Radio frequency or RF is a frequency or rate of oscillation in the range of 3 Hz to 300 Ghz. This range relates to the frequency of alternating current signals to create and detect radio waves.
As this range is beyond the vibration rate that many mechanical systems respond to, RF refers to oscillations in electrical circuits. When the current is passed through an antenna, an electromagnetic field is generated that is suitable for wireless broadcasting and/or communication.
These frequencies cover the electromagnetic radiation spectrum ranging from 9 kHz, the lowest allocated wireless communications frequency, to thousands of gigahertz. When an RF current is passed through an antenna, an electromagnetic field is created that propagates through space.
Properties of Radio Frequency Electrical Signals
- They can be ionized easily to create a conductive path across air
- The electromagnetic force that drives the RF current to the surface of conductors known as skin effect
- They have the ability to appear to flow through paths containing insulating material similar to the dielectric insulator of the capacitor
- Extremely low frequency - 3 to 30 Hz
- Super low frequency - 30 to 300 Hz

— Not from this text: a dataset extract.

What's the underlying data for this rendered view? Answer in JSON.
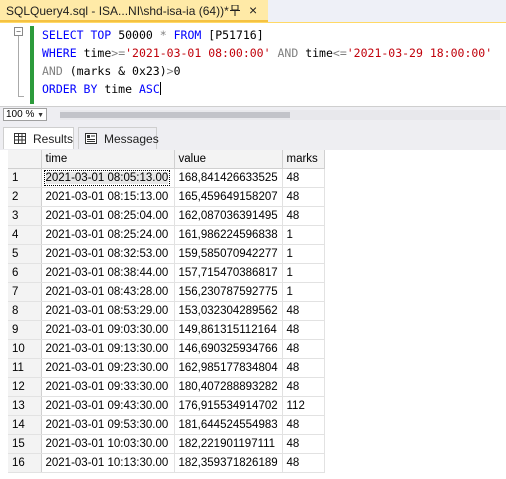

- Ultra low frequency - 300 Hz to 3 Khz
- Very low frequency - 3 Khz to 30 Khz
- Low frequency - 30 Khz to 300 Khz
- Medium frequency - 300 Khz to 3 Mhz
- High frequency - 3 Mhz to 30 Mhz
- Very high frequency - 30 Mhz to 300 Mhz
- Ultra high frequency - 300 Mhz to 3 Ghz
- Super high frequency - 3 Ghz to 30 Ghz
- Extremely high frequency - 30 Ghz to 300 Ghz
Radio Frequency Encoding
These techniques physically encapsulate an RF encodable microchip with the synthesis resin. The RF transponder can be scanned post-synthesis to identify the concerned product. RF encoding avoids the need to cosynthesize surrogate analytes, and permits the large-scale synthesis of compounds; each microcapsule can hold tens milligrams of synthesis beads.
Radio Frequency Identification
This is an automatic identification method. RFID tags or transponders are used for storing and remotely retrieving data. An RFID tag is an object that can be applied in a product, animal or person to help in its identification using radiowaves.
Some tags can be read beyond the line of sight of the reader. These tags consist of two parts. One is an integrated circuit for storing and processing information, modulating and demodulating signals, and for other specialized functions.
The second is an antenna used for receiving and transmitting the signal. Chipless RFID discretely identifies tags in the absence of an integrated circuit. So, tags are printed directly on assets, and this helps lower its production cost.
RFID Tag Types
The various types of tags are as follows:
- Passive : There is no internal power supply. The practical read distances range from 10 cm to a few meters, depending on the selected radio frequency and antenna design/size
- Active : There is an internal power source. The range is of hundreds of meters, and the battery life is about 10 years
- Semi-passive : They have their own power source. The battery powers the microchip, and cannot broadcast any signal
Use of RFID technology
- RFID chips for animals are very small devices injected through a syringe under the skin
- Real-time inventory tracking allows companies to control supply
- RFID systems are used in some hospitals to track a patient's location, doctors, and nurses
- Traffic monitoring system uses roadside readers to collect signals from transponders